Dr. Stephen Fennely, the then Vicar Apostolic of Madras invited the Patrician Brothers of Irish origin who were fairly well known in Ireland for being the beacons of hope for the marginalized, to tide over the situation. The invitation set the brothers thinking who were perhaps already harbouring a desire of reaching out to the needy elsewhere.
On 8th of October, 1875, Brothers Ignatius Price, Paul Hughes and Fintan Parkinson touched down the shores of India and took charge of the an Orphanage at Armenian Street, Madras, the second overseas adventure of the brothers, the earlier being Baltimore USA in 1848. The marriage between the brothers and India was so intimate and charismatic that it marked the birth of a new Province and India became a home for Patricians ever since, touching the life of innumerable men and women and making a difference in their life.

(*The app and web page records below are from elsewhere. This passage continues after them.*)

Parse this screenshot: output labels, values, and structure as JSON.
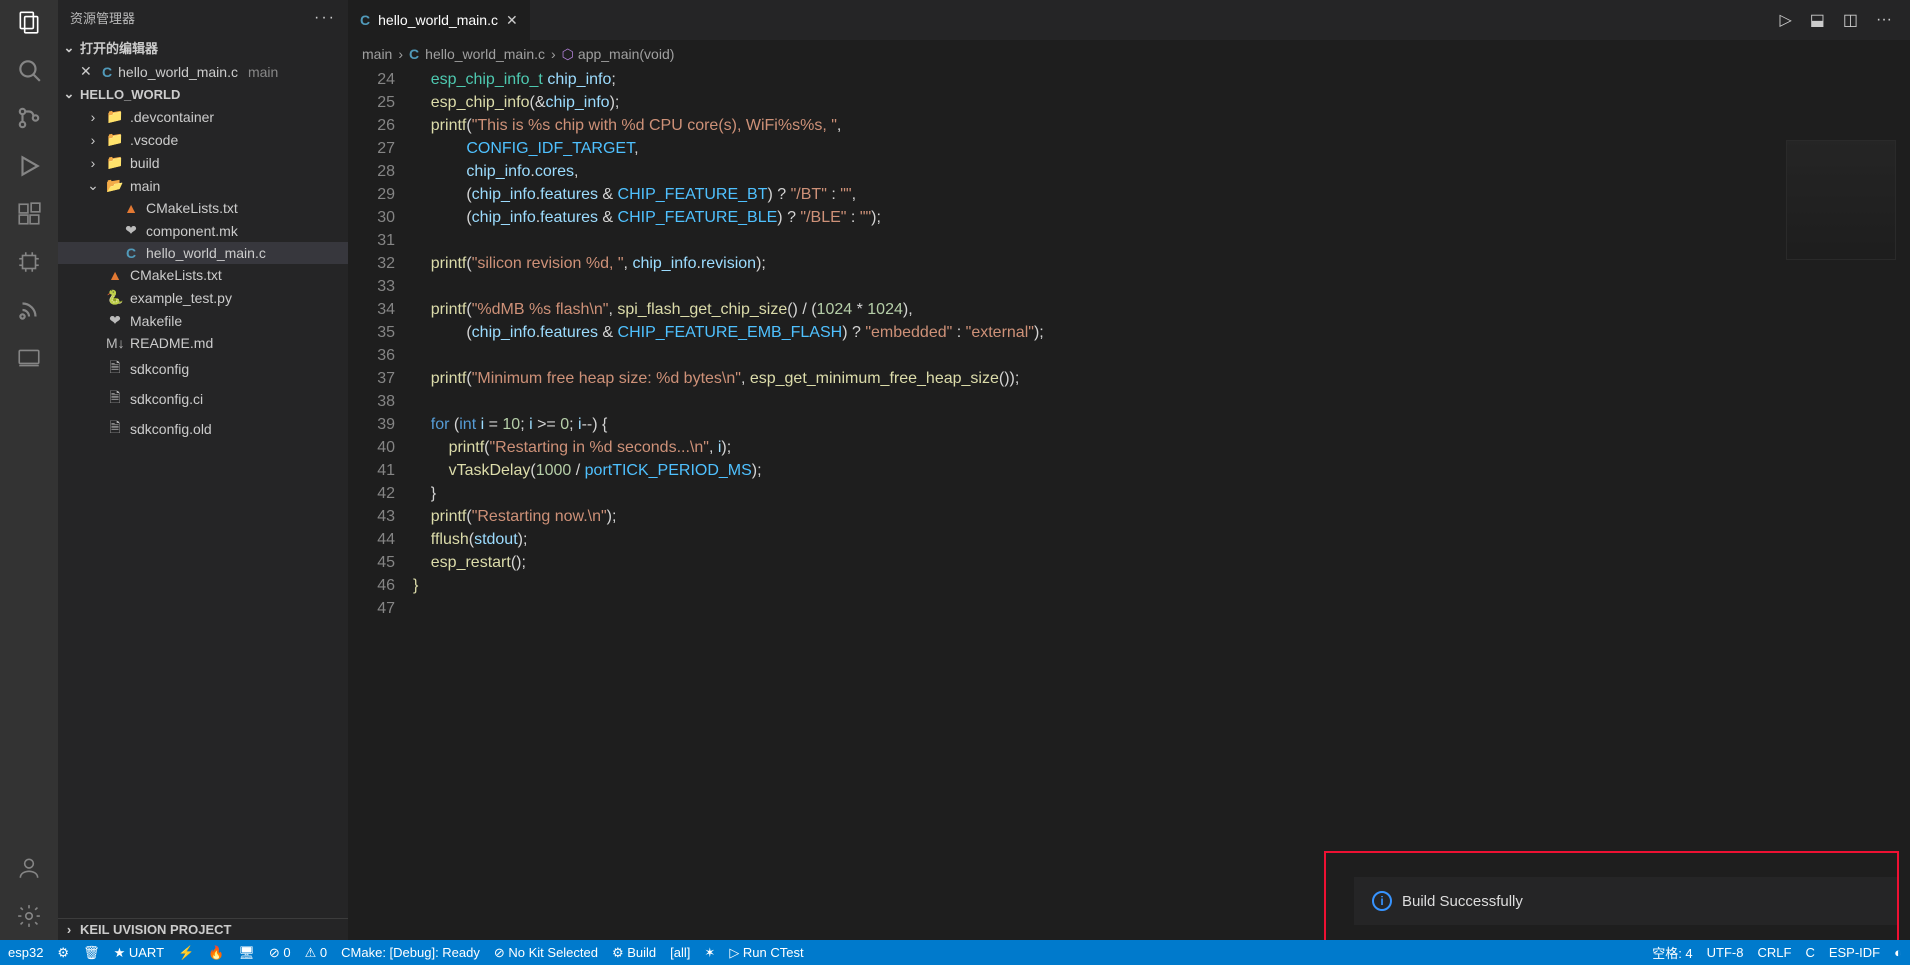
{
  "sidebar": {
    "title": "资源管理器",
    "openEditors": {
      "label": "打开的编辑器",
      "items": [
        {
          "file": "hello_world_main.c",
          "suffix": "main"
        }
      ]
    },
    "project": "HELLO_WORLD",
    "tree": [
      {
        "depth": 0,
        "chev": "›",
        "icon": "folder",
        "cls": "fold",
        "label": ".devcontainer"
      },
      {
        "depth": 0,
        "chev": "›",
        "icon": "folder",
        "cls": "fold",
        "label": ".vscode"
      },
      {
        "depth": 0,
        "chev": "›",
        "icon": "folder",
        "cls": "fold",
        "label": "build"
      },
      {
        "depth": 0,
        "chev": "⌄",
        "icon": "folder-open",
        "cls": "fold",
        "label": "main"
      },
      {
        "depth": 1,
        "chev": "",
        "icon": "▲",
        "cls": "cmake",
        "label": "CMakeLists.txt"
      },
      {
        "depth": 1,
        "chev": "",
        "icon": "❤",
        "cls": "mk",
        "label": "component.mk"
      },
      {
        "depth": 1,
        "chev": "",
        "icon": "C",
        "cls": "c-cyan",
        "label": "hello_world_main.c",
        "active": true
      },
      {
        "depth": 0,
        "chev": "",
        "icon": "▲",
        "cls": "cmake",
        "label": "CMakeLists.txt"
      },
      {
        "depth": 0,
        "chev": "",
        "icon": "🐍",
        "cls": "py",
        "label": "example_test.py"
      },
      {
        "depth": 0,
        "chev": "",
        "icon": "❤",
        "cls": "mk",
        "label": "Makefile"
      },
      {
        "depth": 0,
        "chev": "",
        "icon": "M↓",
        "cls": "mk",
        "label": "README.md"
      },
      {
        "depth": 0,
        "chev": "",
        "icon": "🗎",
        "cls": "mk",
        "label": "sdkconfig"
      },
      {
        "depth": 0,
        "chev": "",
        "icon": "🗎",
        "cls": "mk",
        "label": "sdkconfig.ci"
      },
      {
        "depth": 0,
        "chev": "",
        "icon": "🗎",
        "cls": "mk",
        "label": "sdkconfig.old"
      }
    ],
    "bottom": "KEIL UVISION PROJECT"
  },
  "tab": {
    "file": "hello_world_main.c"
  },
  "breadcrumbs": {
    "p0": "main",
    "p1": "hello_world_main.c",
    "p2": "app_main(void)"
  },
  "code": {
    "startLine": 24,
    "lines": [
      [
        {
          "t": "    ",
          "c": "plain"
        },
        {
          "t": "esp_chip_info_t",
          "c": "type"
        },
        {
          "t": " ",
          "c": "plain"
        },
        {
          "t": "chip_info",
          "c": "var"
        },
        {
          "t": ";",
          "c": "plain"
        }
      ],
      [
        {
          "t": "    ",
          "c": "plain"
        },
        {
          "t": "esp_chip_info",
          "c": "fn"
        },
        {
          "t": "(&",
          "c": "plain"
        },
        {
          "t": "chip_info",
          "c": "var"
        },
        {
          "t": ");",
          "c": "plain"
        }
      ],
      [
        {
          "t": "    ",
          "c": "plain"
        },
        {
          "t": "printf",
          "c": "fn"
        },
        {
          "t": "(",
          "c": "plain"
        },
        {
          "t": "\"This is %s chip with %d CPU core(s), WiFi%s%s, \"",
          "c": "str"
        },
        {
          "t": ",",
          "c": "plain"
        }
      ],
      [
        {
          "t": "            ",
          "c": "plain"
        },
        {
          "t": "CONFIG_IDF_TARGET",
          "c": "const"
        },
        {
          "t": ",",
          "c": "plain"
        }
      ],
      [
        {
          "t": "            ",
          "c": "plain"
        },
        {
          "t": "chip_info",
          "c": "var"
        },
        {
          "t": ".",
          "c": "plain"
        },
        {
          "t": "cores",
          "c": "var"
        },
        {
          "t": ",",
          "c": "plain"
        }
      ],
      [
        {
          "t": "            (",
          "c": "plain"
        },
        {
          "t": "chip_info",
          "c": "var"
        },
        {
          "t": ".",
          "c": "plain"
        },
        {
          "t": "features",
          "c": "var"
        },
        {
          "t": " & ",
          "c": "plain"
        },
        {
          "t": "CHIP_FEATURE_BT",
          "c": "const"
        },
        {
          "t": ") ? ",
          "c": "plain"
        },
        {
          "t": "\"/BT\"",
          "c": "str"
        },
        {
          "t": " : ",
          "c": "plain"
        },
        {
          "t": "\"\"",
          "c": "str"
        },
        {
          "t": ",",
          "c": "plain"
        }
      ],
      [
        {
          "t": "            (",
          "c": "plain"
        },
        {
          "t": "chip_info",
          "c": "var"
        },
        {
          "t": ".",
          "c": "plain"
        },
        {
          "t": "features",
          "c": "var"
        },
        {
          "t": " & ",
          "c": "plain"
        },
        {
          "t": "CHIP_FEATURE_BLE",
          "c": "const"
        },
        {
          "t": ") ? ",
          "c": "plain"
        },
        {
          "t": "\"/BLE\"",
          "c": "str"
        },
        {
          "t": " : ",
          "c": "plain"
        },
        {
          "t": "\"\"",
          "c": "str"
        },
        {
          "t": ");",
          "c": "plain"
        }
      ],
      [],
      [
        {
          "t": "    ",
          "c": "plain"
        },
        {
          "t": "printf",
          "c": "fn"
        },
        {
          "t": "(",
          "c": "plain"
        },
        {
          "t": "\"silicon revision %d, \"",
          "c": "str"
        },
        {
          "t": ", ",
          "c": "plain"
        },
        {
          "t": "chip_info",
          "c": "var"
        },
        {
          "t": ".",
          "c": "plain"
        },
        {
          "t": "revision",
          "c": "var"
        },
        {
          "t": ");",
          "c": "plain"
        }
      ],
      [],
      [
        {
          "t": "    ",
          "c": "plain"
        },
        {
          "t": "printf",
          "c": "fn"
        },
        {
          "t": "(",
          "c": "plain"
        },
        {
          "t": "\"%dMB %s flash\\n\"",
          "c": "str"
        },
        {
          "t": ", ",
          "c": "plain"
        },
        {
          "t": "spi_flash_get_chip_size",
          "c": "fn"
        },
        {
          "t": "() / (",
          "c": "plain"
        },
        {
          "t": "1024",
          "c": "num"
        },
        {
          "t": " * ",
          "c": "plain"
        },
        {
          "t": "1024",
          "c": "num"
        },
        {
          "t": "),",
          "c": "plain"
        }
      ],
      [
        {
          "t": "            (",
          "c": "plain"
        },
        {
          "t": "chip_info",
          "c": "var"
        },
        {
          "t": ".",
          "c": "plain"
        },
        {
          "t": "features",
          "c": "var"
        },
        {
          "t": " & ",
          "c": "plain"
        },
        {
          "t": "CHIP_FEATURE_EMB_FLASH",
          "c": "const"
        },
        {
          "t": ") ? ",
          "c": "plain"
        },
        {
          "t": "\"embedded\"",
          "c": "str"
        },
        {
          "t": " : ",
          "c": "plain"
        },
        {
          "t": "\"external\"",
          "c": "str"
        },
        {
          "t": ");",
          "c": "plain"
        }
      ],
      [],
      [
        {
          "t": "    ",
          "c": "plain"
        },
        {
          "t": "printf",
          "c": "fn"
        },
        {
          "t": "(",
          "c": "plain"
        },
        {
          "t": "\"Minimum free heap size: %d bytes\\n\"",
          "c": "str"
        },
        {
          "t": ", ",
          "c": "plain"
        },
        {
          "t": "esp_get_minimum_free_heap_size",
          "c": "fn"
        },
        {
          "t": "());",
          "c": "plain"
        }
      ],
      [],
      [
        {
          "t": "    ",
          "c": "plain"
        },
        {
          "t": "for",
          "c": "kw"
        },
        {
          "t": " (",
          "c": "plain"
        },
        {
          "t": "int",
          "c": "kw"
        },
        {
          "t": " ",
          "c": "plain"
        },
        {
          "t": "i",
          "c": "var"
        },
        {
          "t": " = ",
          "c": "plain"
        },
        {
          "t": "10",
          "c": "num"
        },
        {
          "t": "; ",
          "c": "plain"
        },
        {
          "t": "i",
          "c": "var"
        },
        {
          "t": " >= ",
          "c": "plain"
        },
        {
          "t": "0",
          "c": "num"
        },
        {
          "t": "; ",
          "c": "plain"
        },
        {
          "t": "i",
          "c": "var"
        },
        {
          "t": "--) {",
          "c": "plain"
        }
      ],
      [
        {
          "t": "        ",
          "c": "plain"
        },
        {
          "t": "printf",
          "c": "fn"
        },
        {
          "t": "(",
          "c": "plain"
        },
        {
          "t": "\"Restarting in %d seconds...\\n\"",
          "c": "str"
        },
        {
          "t": ", ",
          "c": "plain"
        },
        {
          "t": "i",
          "c": "var"
        },
        {
          "t": ");",
          "c": "plain"
        }
      ],
      [
        {
          "t": "        ",
          "c": "plain"
        },
        {
          "t": "vTaskDelay",
          "c": "fn"
        },
        {
          "t": "(",
          "c": "plain"
        },
        {
          "t": "1000",
          "c": "num"
        },
        {
          "t": " / ",
          "c": "plain"
        },
        {
          "t": "portTICK_PERIOD_MS",
          "c": "const"
        },
        {
          "t": ");",
          "c": "plain"
        }
      ],
      [
        {
          "t": "    }",
          "c": "plain"
        }
      ],
      [
        {
          "t": "    ",
          "c": "plain"
        },
        {
          "t": "printf",
          "c": "fn"
        },
        {
          "t": "(",
          "c": "plain"
        },
        {
          "t": "\"Restarting now.\\n\"",
          "c": "str"
        },
        {
          "t": ");",
          "c": "plain"
        }
      ],
      [
        {
          "t": "    ",
          "c": "plain"
        },
        {
          "t": "fflush",
          "c": "fn"
        },
        {
          "t": "(",
          "c": "plain"
        },
        {
          "t": "stdout",
          "c": "var"
        },
        {
          "t": ");",
          "c": "plain"
        }
      ],
      [
        {
          "t": "    ",
          "c": "plain"
        },
        {
          "t": "esp_restart",
          "c": "fn"
        },
        {
          "t": "();",
          "c": "plain"
        }
      ],
      [
        {
          "t": "}",
          "c": "fn"
        }
      ],
      []
    ]
  },
  "notification": {
    "text": "Build Successfully"
  },
  "status": {
    "left": [
      "esp32",
      "⚙",
      "🗑",
      "★ UART",
      "⚡",
      "🔥",
      "🖥",
      "⊘ 0",
      "⚠ 0",
      "CMake: [Debug]: Ready",
      "⊘ No Kit Selected",
      "⚙ Build",
      "[all]",
      "✶",
      "▷ Run CTest"
    ],
    "right": [
      "空格: 4",
      "UTF-8",
      "CRLF",
      "C",
      "ESP-IDF",
      "◐"
    ]
  }
}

Life of the early brothers in the sub-continent was a gamble - a race against excess heat that were unheard of in Ireland, fatal diseases of the then typical India, the grim reality of untimely death, very frugal and meager means to live on, the pain of separation and isolation from kith and kin, the stark and glaring cultural differences etc. Although the pioneers braved the odds, sickness such as cholera, dysentery, malaria etc. were a constant threat for them. In 1885, Bro. John Maher, a brother in his twenties, enroute to Australia along with a band of eleven, contacted consumption and breathed his last in India. His mortal remains were buried in St. Roque’s cemetery, Madras and he became the first Patrician brother to be buried in India. This was a setback for the brothers as well as for the congregation but the determination to carry on the rich of legacy of Daniel Delany the founder and St. Patrick, the patron became an impetus to carry on.
In 1885, thanks to some generous souls from Ireland, America and Madras, the brothers procured a 150 acre plot for 20, 000 rupees at Adyar, Madras. Soon the brothers and the orphaned children moved into the vast campus which was then known as ‘ShikarBagh’, later to be rechristened as “Elphinstone Park’. Thus began the story of Patrician Brothers in India with ample amount of ups and downs, joys and sorrows.
The Story Of Green Sash
In 1868 when the Papal States were invaded, a group of Irish volunteers went to defend the town of PioNono, but the town fell. One of these volunteers, John Howlin of Wexford, who had experienced the PioNono battlefield and a French prison camp, heard of the Patrician Brothers when he returned to Ireland. He needed no coaxing to enroll under their flag of Saint Patrick. Later, when he entered the Congregation of the Brothers of St. Patrick, he took the name Aloysius.
In February of 1883 Brother Aloysius was in Rome on behalf of the Brothers working towards gaining recognition of the Brothers as a Religious Congregation. He was able to obtain a private audience with Pope Leo XIII who had been the Archbishop of Perugia under whom Aloysius had served as an Irish volunteer. During this audience Aloysius asked the Pope if the Brothers could have permission to wear a green sash as a part of their religious habit in honour of Saint Patrick. Pope Leo granted the petition.
It wasn't until more than five years later on the 15th August, 1888, that the Brothers wore the sash for the very first time. This distinctive badge of the Patrician Brothers is thus a souvenir, perhaps the only permanent one, of the gallant Irish swords taken up in defense of the Pope's temporal power.